We want to show that $$A f(v_1,\dotsc,v_r) = 0$$ whenever $$v_i =v_j$$ with $$i\ne j$$. The number of terms (permutations) in the sum $$Af =\sum_\sigma (\operatorname{sgn}\sigma)f_\sigma$$ is even because there are $$r!$$ terms, and the definition of alternating implicitly assumes $$r\ge 2$$. Pair each permutation $$\sigma$$ with the permutation $$\sigma\circ(ij)$$ by which we denote the composition of the permutation $$(ij)$$ that interchanges $$v_i,v_j$$ and the permutation $$\sigma$$. That pairing is well-defined because $$\sigma\circ(ij)$$ pairs with $$(\sigma\circ(ij))\circ(ij) =\sigma$$. Clearly, we can think of the index of summation in the definition of $$A$$ equivalently as running over all such pairs. The following shows that the pair of terms in that definition associated with the pair $$\sigma$$, $$\sigma\circ(ij)$$ add up to zero.
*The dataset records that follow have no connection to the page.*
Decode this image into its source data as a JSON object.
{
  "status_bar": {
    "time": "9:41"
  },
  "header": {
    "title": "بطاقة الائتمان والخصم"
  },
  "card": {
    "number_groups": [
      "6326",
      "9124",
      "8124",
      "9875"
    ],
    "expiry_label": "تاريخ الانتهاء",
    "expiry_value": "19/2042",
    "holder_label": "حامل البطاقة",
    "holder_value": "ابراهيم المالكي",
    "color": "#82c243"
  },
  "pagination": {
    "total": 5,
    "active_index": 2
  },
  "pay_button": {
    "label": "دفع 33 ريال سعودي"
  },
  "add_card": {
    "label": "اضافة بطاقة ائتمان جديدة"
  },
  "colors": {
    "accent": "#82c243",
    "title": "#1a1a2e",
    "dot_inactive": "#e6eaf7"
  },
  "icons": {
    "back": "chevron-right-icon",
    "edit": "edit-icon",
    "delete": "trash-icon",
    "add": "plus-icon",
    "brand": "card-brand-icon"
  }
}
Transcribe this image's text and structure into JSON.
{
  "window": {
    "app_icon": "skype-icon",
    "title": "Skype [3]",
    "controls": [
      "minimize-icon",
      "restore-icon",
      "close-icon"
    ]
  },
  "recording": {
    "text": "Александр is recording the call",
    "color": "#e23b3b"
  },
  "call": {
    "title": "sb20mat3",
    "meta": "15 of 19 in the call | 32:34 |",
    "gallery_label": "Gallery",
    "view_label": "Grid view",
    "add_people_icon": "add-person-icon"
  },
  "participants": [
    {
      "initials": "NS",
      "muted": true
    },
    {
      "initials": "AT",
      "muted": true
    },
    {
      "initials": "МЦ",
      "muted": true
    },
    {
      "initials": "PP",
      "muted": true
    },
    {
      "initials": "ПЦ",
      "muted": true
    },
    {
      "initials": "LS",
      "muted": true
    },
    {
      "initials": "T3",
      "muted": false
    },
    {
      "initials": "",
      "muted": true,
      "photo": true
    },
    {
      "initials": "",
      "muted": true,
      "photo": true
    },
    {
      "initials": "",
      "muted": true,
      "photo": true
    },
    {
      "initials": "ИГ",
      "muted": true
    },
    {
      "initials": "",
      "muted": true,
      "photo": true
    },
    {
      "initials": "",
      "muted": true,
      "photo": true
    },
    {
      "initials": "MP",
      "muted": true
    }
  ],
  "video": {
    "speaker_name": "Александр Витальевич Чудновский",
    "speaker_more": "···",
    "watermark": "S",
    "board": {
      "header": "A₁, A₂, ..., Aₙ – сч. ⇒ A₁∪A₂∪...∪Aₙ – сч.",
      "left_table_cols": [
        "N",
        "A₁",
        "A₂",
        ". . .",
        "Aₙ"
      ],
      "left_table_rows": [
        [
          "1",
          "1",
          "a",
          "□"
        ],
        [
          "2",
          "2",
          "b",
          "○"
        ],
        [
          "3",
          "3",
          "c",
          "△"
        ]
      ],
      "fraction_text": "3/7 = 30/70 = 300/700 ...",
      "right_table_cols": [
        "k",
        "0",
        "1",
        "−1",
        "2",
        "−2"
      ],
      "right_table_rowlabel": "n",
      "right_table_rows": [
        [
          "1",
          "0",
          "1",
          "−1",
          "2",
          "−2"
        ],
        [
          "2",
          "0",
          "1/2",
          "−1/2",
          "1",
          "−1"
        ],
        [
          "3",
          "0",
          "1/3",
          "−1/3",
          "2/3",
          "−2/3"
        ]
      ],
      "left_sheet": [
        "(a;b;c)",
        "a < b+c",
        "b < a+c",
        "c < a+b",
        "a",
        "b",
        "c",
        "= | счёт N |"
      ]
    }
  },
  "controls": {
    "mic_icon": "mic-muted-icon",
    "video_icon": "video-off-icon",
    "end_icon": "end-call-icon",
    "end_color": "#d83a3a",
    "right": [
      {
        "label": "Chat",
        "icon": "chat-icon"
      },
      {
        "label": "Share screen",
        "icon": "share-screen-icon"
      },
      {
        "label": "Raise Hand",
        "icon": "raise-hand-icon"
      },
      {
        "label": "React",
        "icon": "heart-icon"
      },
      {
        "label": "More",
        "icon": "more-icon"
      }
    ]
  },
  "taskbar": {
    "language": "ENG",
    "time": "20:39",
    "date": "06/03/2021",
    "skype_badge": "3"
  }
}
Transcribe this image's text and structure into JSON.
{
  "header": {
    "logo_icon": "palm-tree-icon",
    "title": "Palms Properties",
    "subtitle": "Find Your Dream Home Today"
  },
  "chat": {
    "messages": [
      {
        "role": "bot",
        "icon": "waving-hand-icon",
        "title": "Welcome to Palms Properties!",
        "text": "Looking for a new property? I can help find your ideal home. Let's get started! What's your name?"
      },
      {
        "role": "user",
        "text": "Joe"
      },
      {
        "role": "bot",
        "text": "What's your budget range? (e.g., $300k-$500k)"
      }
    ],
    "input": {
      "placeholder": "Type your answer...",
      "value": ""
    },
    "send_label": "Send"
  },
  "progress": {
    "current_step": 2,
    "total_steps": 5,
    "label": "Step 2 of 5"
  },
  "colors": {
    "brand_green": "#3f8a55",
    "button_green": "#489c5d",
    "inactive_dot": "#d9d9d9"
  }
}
We assume without loss of generalization that $$i < j$$.\begin{align*} & (\operatorname{sgn}(\sigma\circ(ij)))f(v_{(\sigma\circ(ij))1},\dotsc,v_{(\sigma\circ(ij))i},\dotsc,v_{(\sigma\circ(ij))j},\dotsc,v_{(\sigma\circ(ij))r})\\ &\quad = (\operatorname{sgn}\sigma)(\operatorname{sgn}(ij))f(v_{\sigma1},\dotsc,v_{(\sigma\circ(ij))j},\dotsc,v_{(\sigma\circ(ij))i},\dotsc,v_{\sigma r}) && (\sigma\circ(ij))k =\sigma k\text{ if }k\ne i,j;\ v_i = v_j\\ &\quad = -(\operatorname{sgn}\sigma)f(v_{\sigma1},\dotsc,v_{\sigma i},\dotsc,v_{\sigma j},\dotsc,v_{\sigma r}).\end{align*} Thus, because the sum of each such pair of terms is zero, $$Af(v_1,\dotsc,v_r) = 0$$.